RALEIGH, N.C. (WNCN) — Some of North Carolina’s key COVID-19 metrics are starting to show glimmers of improvement.
The average number of new cases has dropped to its lowest level in nearly two weeks. And that figure fell 15 percent in just five days from a peak last Tuesday.
While those figures are still high overall, some experts are cautiously optimistic that those slight declines could mark the beginning of the end of the post-Christmas spike in new cases.
“Over the last handful of days, it looks like things may be plateauing, or starting to come down,” said Paul Delamater, an expert in health geography at the UNC Chapel Hill and one of the leaders of the nc-covid.org project that has been tracking coronavirus data throughout the pandemic.
“But it’s hard to know what’s going to happen a few days or even a week from now,” he added.
The state Department of Health and Human Services did not update its COVID-19 dashboard Monday due to the Martin Luther King Jr. Day holiday.
The seven-day rolling average of new cases dipped to 7,350 — its lowest level since it was at 7,074 on Jan. 6.
It peaked at 8,654 on Jan. 12 — which was the last day the seven-day period in its sample size included all three days when at least 10,000 new cases were reported as part of the spike that followed significant COVID-19 spread during the Christmas and New Year’s holidays.
“What I saw was a Thanksgiving spike, and then it never really went back down, and it felt like to me like the surge in Christmastime infections just kind of built on,” Delamater said.
The daily case count has fallen daily for each of the past three days it was reported.
Dr. Joseph Rogers of the Duke Clinical Research Institute also pointed to drops in the daily test positivity rate — the percent of tests on a specific day that are found to be positive — and in the number of people visiting emergency departments with COVID-like symptoms.
The test positivity rates have been in the 10-11 percent range in each of the past four days it has been measured, according to DHHS. It had been higher than 13 percent on every day since Dec. 26.
Increases in those leading indicators are often the first warning signs that a spike is imminent.
“So as a leading indicator of what’s going on in the community, I think that there is a signal that we should be optimistic,” Rogers said.
And the effective reproductive number — or R number, the average number of people a COVID-19 diseased person will infect — has dipped to its lowest levels of the pandemic in North Carolina.
A figure higher than 1 indicates exponential spread while a drop below 1 means it’s possible the spread can be controlled.
According to r-t.live, which tracks the reproductive number, it dipped below 1 in the state in late December and was at 0.96 on Saturday — one of its lowest levels of the pandemic.
But there’s a difference between leading indicators and lagging indicators like hospitalizations and deaths, which don’t show up in the data until weeks or months after a trigger event.
And while hospitalizations have shown day-over-day declines on four of the past five days they’ve been reported — the first time that’s happened since late October — they’re still at levels that worry Rogers and Delamater.
The state most recently reported 3,862 hospitalized COVID-19 patients on Sunday, a drop of 130 from the single-day record of 3,992 set last Thursday.

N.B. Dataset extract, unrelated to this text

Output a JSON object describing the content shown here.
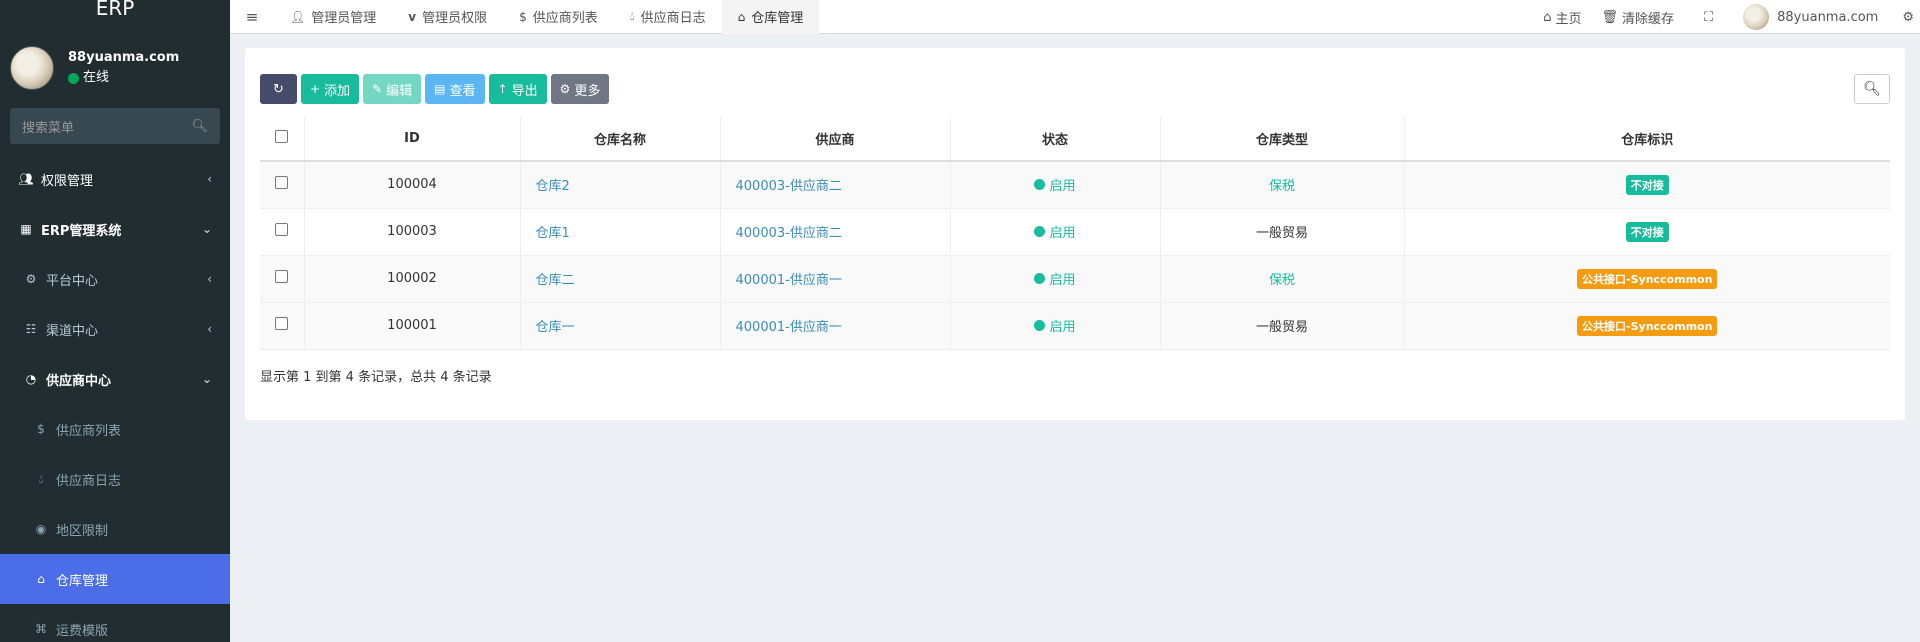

Hospitals across the state were still at 76 percent capacity, with a quarter of those patients hospitalized with COVID-19.
“We still have very high numbers of COVID patients that have gotten sick enough that they require in-hospital care,” Rogers said. “And we have not seen that number begin to trend back down yet, and that’s sort of what we would expect.”
And it’s all relative. Some numbers that are considered low in January — 6,000 cases per day, for example — would have been frighteningly high just a few months ago, leading to a concern about desensitization to those figures.
Delamater says that, coupled with the fatigue of a 10th month of following social distancing guidelines and avoiding crowds, is worrisome.
He’s urging North Carolinians to maintain their focus and trust that the vaccination process will speed up fast enough.
“The vaccine rollout has been a little slow, but it is getting out there and I was so happy to see that the state put out new guidelines and simplified things,” Delamater said. “I do think ours was a great plan, but it was a little complicated, so seeing those new simplified guidelines for vaccination actually made me quite happy, because I think that gets more shots in people’s arms and it gets us back to normal faster.”
CBS 17’s Joedy McCreary has been tracking COVID-19 figures since March 2020, compiling data from federal, state and local sources to deliver a clear snapshot of what the coronavirus situation looks like now and what it could look like in the future.